“The oil market seems to be on tenterhooks for this election’s results more than any other in the recent past,” said Vandana Hari, founder of Vanda Insights in Singapore. “Intraday volatility may reflect traders attempting to do the impossible: take a position based on their estimate of the final outcome.”
The stakes have never been higher in a presidential election as whoever wins will have the monumental task of leading the U.S. in its fight against a virus that’s claimed more than 230,000 lives in the country and decimated the economy. On a global level, the next president will also play an integral role in shaping domestic as well as international efforts against climate change, the use of fossil fuels and the pace of energy transition.
During his presidency, Trump took a hard-line stance against major oil producers Iran and Venezuela by means of crippling sanctions, tightening global oil supplies. He also drove an escalation of trade tensions with China that prompted a rerouting of global commodity trade flows. And his support for American shale producers helped the nation’s output rise to a record, adding more supplies to the global pool.
A victory by Biden could pave the way for the roll-out of more fiscal stimulus that could lift equity and commodity markets –- particularly gold, which benefits from a weaker dollar due to money printing — in the near term. It could also lead to stricter regulation of shale drillers and also signal a detente with Iran, which would unleash millions of barrels a day in fresh crude exports. A Biden win would likely accelerate the transition away from fossil fuels in the U.S., which could boost long-term demand for metals like nickel and copper.
A scenario in which neither candidate has a clear path to victory would be murkier for oil and other commodities, as investors would likely seek safe havens like gold while they waited for what could be a long battle over ballots. A marginal win by Biden in which Republicans retain control of the Senate may also unsettle investors, as they would be reminded of the divisions that have stalled promised fiscal stimulus in recent weeks.
“No matter who wins, we’re not going to see an overnight change in policy,” said Andy Lipow, president of Lipow Oil Associates LLC in Houston. “From that standpoint, it would take some time for the oil market to reflect on what those new policies would be and their impact.”

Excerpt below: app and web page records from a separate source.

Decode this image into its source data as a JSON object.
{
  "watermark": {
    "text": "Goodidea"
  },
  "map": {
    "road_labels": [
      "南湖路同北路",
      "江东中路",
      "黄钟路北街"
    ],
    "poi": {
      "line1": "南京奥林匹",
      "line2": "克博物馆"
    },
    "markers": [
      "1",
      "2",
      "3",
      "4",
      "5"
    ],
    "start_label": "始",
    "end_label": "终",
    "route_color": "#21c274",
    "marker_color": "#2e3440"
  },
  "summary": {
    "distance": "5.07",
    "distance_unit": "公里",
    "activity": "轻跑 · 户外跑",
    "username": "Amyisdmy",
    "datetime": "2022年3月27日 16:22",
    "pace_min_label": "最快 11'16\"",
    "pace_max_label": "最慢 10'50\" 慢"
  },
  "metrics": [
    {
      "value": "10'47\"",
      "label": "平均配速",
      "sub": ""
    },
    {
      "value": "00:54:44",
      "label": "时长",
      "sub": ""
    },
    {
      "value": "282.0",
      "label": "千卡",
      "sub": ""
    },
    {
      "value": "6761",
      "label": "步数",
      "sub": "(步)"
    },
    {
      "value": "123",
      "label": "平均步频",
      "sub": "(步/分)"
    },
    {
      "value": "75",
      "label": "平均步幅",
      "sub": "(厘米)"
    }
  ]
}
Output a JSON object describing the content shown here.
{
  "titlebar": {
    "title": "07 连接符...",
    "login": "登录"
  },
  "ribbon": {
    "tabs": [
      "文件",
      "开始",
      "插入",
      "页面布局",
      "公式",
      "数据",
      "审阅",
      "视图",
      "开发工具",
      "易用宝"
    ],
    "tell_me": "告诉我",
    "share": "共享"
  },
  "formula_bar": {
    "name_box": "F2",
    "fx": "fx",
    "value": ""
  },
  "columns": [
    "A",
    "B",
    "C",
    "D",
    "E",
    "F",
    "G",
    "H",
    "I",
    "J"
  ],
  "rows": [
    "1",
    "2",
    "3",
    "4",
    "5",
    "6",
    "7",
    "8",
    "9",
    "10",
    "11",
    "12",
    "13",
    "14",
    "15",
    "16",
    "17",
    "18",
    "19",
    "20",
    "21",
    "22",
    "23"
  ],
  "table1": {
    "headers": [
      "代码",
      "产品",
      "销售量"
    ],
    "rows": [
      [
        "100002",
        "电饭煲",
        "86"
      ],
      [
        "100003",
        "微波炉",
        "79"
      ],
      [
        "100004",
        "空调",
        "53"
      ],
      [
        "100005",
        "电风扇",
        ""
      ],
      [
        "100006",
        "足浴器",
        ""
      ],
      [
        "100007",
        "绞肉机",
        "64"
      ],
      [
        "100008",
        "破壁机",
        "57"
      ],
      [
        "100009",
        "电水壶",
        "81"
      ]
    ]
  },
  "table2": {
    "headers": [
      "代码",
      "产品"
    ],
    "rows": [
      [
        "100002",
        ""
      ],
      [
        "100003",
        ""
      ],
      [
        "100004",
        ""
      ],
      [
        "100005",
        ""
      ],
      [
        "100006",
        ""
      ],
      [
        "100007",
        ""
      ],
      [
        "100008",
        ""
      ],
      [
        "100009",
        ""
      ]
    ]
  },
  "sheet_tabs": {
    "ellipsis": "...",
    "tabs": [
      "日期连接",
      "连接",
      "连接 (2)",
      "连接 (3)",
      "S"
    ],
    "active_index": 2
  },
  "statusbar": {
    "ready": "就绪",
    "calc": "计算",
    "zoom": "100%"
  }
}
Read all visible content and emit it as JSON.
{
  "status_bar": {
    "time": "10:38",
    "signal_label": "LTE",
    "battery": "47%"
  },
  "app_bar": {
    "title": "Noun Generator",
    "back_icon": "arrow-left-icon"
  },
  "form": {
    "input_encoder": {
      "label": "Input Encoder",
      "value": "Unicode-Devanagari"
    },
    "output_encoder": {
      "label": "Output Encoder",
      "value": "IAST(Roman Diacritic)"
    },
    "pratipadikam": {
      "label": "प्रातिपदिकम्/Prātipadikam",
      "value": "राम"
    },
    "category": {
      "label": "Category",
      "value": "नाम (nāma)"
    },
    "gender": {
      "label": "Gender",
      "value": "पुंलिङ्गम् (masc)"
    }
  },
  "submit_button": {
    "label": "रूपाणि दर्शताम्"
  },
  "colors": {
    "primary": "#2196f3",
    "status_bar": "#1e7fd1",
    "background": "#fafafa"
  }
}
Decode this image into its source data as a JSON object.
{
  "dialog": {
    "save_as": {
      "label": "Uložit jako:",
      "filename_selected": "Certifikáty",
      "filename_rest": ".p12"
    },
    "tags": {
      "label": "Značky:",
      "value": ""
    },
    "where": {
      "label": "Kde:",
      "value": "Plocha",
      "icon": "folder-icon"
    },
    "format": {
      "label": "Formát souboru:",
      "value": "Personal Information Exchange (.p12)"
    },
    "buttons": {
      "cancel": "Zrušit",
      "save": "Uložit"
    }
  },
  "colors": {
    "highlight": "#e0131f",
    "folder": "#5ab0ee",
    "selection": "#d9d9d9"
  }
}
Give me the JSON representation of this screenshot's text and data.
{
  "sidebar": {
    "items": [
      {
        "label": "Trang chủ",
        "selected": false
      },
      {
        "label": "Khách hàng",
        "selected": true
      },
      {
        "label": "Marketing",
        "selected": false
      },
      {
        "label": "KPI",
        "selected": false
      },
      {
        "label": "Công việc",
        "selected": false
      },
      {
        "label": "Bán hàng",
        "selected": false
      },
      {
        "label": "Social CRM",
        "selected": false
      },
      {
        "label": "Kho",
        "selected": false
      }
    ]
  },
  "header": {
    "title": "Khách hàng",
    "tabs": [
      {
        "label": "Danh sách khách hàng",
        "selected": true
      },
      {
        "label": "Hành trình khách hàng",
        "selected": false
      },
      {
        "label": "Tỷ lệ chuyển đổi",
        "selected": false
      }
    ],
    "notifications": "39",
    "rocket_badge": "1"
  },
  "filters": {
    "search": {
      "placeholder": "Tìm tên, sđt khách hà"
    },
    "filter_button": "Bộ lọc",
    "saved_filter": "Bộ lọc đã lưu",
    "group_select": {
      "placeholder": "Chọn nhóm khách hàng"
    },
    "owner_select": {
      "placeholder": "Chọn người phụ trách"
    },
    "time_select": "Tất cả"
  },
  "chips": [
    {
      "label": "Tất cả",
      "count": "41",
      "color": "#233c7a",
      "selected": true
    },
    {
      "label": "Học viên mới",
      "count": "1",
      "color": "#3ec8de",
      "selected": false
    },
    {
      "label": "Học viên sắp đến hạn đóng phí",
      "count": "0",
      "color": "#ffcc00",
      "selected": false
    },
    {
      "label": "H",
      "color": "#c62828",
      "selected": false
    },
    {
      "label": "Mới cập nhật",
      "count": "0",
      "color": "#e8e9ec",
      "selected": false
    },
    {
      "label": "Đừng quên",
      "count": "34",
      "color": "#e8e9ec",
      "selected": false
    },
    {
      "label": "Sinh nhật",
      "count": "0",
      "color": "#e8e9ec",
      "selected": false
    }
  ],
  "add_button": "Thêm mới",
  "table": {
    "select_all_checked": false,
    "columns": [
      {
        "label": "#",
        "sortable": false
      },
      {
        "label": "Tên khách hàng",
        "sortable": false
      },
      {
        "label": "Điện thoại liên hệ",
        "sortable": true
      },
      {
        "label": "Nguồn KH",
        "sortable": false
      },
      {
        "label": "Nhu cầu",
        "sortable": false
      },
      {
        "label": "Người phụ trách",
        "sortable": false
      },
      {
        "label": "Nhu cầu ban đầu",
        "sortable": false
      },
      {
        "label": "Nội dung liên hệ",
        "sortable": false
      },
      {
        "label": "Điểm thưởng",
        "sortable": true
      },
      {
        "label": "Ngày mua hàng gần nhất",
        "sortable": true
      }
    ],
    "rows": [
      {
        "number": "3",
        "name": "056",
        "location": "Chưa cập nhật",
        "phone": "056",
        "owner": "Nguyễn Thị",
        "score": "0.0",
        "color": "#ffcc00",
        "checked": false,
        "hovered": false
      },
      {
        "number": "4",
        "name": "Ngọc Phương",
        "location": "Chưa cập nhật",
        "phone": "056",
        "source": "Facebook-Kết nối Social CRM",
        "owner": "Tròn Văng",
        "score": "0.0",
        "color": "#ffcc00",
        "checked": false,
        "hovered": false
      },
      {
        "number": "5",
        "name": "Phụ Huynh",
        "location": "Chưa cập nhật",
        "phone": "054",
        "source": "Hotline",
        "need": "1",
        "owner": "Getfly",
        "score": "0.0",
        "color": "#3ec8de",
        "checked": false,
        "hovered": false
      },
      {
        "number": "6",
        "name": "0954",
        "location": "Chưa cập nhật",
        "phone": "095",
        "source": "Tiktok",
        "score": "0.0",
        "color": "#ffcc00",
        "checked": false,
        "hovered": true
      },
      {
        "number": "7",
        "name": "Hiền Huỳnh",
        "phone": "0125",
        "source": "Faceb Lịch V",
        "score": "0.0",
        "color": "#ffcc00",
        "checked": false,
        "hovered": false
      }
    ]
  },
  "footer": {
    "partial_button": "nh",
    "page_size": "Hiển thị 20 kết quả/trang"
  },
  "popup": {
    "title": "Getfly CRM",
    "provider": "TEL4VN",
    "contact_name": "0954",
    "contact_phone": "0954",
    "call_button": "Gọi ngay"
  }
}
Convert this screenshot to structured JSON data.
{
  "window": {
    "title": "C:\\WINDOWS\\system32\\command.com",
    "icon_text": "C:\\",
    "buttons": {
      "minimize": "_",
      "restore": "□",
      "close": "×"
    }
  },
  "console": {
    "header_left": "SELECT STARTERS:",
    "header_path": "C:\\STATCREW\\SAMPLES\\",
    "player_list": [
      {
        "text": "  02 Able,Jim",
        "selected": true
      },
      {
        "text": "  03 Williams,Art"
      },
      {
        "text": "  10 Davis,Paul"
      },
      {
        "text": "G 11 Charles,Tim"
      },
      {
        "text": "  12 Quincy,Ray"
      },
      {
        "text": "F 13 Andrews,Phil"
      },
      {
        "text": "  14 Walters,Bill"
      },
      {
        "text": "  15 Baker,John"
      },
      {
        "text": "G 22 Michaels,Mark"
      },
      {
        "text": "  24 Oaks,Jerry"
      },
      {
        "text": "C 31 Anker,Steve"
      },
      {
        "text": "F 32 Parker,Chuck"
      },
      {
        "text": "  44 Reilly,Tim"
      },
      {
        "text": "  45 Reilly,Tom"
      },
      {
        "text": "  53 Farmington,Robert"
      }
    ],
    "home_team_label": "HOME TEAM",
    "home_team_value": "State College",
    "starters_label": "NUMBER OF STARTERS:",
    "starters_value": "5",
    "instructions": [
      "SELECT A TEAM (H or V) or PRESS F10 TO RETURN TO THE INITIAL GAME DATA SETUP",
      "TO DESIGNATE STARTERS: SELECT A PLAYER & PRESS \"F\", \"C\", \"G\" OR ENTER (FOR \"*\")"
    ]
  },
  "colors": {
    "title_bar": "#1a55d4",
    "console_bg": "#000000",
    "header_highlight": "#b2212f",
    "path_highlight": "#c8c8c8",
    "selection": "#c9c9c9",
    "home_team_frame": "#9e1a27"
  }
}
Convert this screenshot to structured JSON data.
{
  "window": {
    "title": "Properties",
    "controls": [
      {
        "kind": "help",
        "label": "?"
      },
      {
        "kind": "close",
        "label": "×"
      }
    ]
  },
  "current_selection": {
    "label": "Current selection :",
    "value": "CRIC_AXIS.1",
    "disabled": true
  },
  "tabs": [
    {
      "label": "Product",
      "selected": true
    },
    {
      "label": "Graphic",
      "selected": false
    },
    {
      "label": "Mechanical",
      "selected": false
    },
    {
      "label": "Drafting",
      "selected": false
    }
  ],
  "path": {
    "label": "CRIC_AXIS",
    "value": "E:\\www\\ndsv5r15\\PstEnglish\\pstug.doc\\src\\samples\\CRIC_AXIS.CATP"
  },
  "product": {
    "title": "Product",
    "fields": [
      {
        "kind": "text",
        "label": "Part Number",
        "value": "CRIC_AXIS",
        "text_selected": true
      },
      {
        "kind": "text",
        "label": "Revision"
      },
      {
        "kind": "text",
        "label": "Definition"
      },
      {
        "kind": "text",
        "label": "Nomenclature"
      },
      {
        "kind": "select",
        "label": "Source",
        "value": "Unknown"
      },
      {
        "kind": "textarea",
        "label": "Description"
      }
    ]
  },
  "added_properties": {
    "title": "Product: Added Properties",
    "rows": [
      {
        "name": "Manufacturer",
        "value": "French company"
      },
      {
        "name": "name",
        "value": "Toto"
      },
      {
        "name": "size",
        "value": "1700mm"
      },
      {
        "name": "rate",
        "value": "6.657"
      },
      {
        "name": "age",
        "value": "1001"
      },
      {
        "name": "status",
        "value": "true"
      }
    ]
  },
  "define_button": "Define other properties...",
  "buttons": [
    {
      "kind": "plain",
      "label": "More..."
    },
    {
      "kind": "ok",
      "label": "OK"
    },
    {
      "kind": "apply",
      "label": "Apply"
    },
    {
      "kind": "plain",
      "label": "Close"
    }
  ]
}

Oil’s futures curve shows there’s still some concern about a potential glut even after signs the OPEC+ alliance will delay easing production cuts. Brent’s three-month timespread was $1.25 a barrel in contango, where prompt prices are cheaper than later-dated ones, compared with around $1 in mid-October.
-With assistance from Ranjeetha Pakiam. -Bloomberg